Eric D. Carlson
This issue draws its material from the Networked World: Information Technology and Globalization international conference held April 24 and 25, 2003 at Santa Clara University, presented by the Center for Science, Technology, and Society, and sponsored by Applied Materials, Inc. The conference was held as part of the university’s year-long Institute on Globalization. The first day of the Conference consisted of four keynote dialogs (Cultural Dimensions of a Networked World, Growing Disparities, New Global Roles for Cities and Regions, and Business at the Bottom of the Pyramid) featuring academic, government, and business leaders. The second day consisted of two special sessions, one on The Case of Mexico as a Developing Nation and the other on Legal Challenges.
The first article in this issue draws from the keynote dialog on New Global Roles for Cities and Regions. Jim Koch and Uri Savir discuss the impact of rapid technological change, particularly electronic networks, on “glocalism,” defined as a process for linking and governing the benefits of globalization to local situations. Significant “glocal” issues that affect the major cities and regions of the world include economic growth, privatization, poverty, migration and social cohesion, and peace. The authors identify the need for a better balance between the global forces of technology and economic growth, and local needs and identities.
The next two articles come from the special session on The Case of Mexico as a Developing Nation, and call to our attention a series of related issues and problems arising from advances in science and technology.
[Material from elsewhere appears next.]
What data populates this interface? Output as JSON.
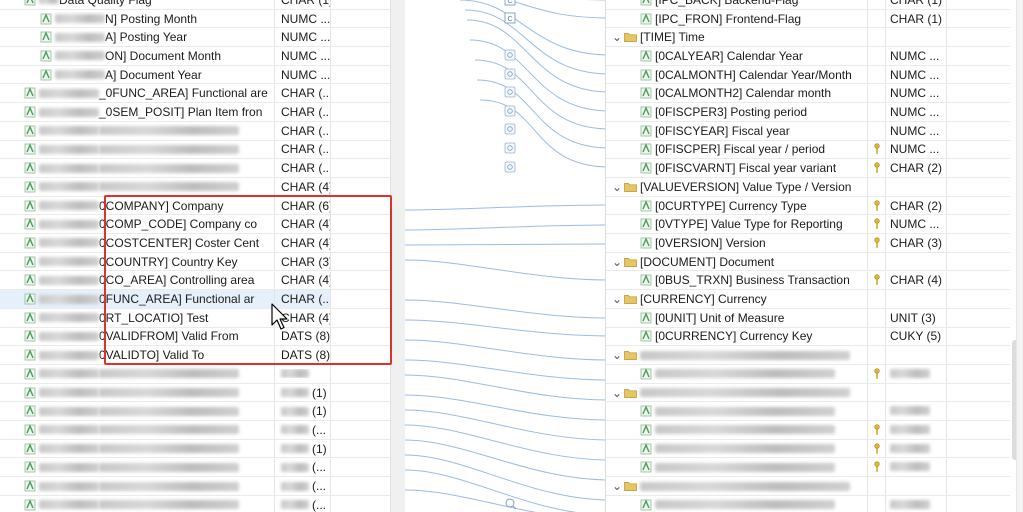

Javier Elguea offers a macro-level perspective on the challenges facing all developing countries, including ways to conceptualize and address the “digital divide.” Elguea’s core argument is that we need to distinguish poverty from inequality, and that trying to solve both problems at the same time is not only impossible but also misguided. Manuel Gándara shares “lessons from the field” gleaned from several projects carried out in Mexico. Gándara’s article probes in depth the question of access and the strategies employed most often to bridge “digital divides.” Both articles examine our assumptions about the impact of globalization on developing countries.
The fourth article, from the special session on Legal Challenges, deals specifically with the challenge of “e-waste.” Chad Raphael examines the efforts to control the growing global problems of ecological and health impacts of the waste products of information technology. Citing examples from several countries, Raphael documents the key issues and reviews relevant legislation.
Finally, Howard Anawalt presents an overview and commentary of four articles (available as an STS NEXUS Supplement), each of which provides a legal perspective on the effects of networking, especially the Internet, on global intellectual property and information rights.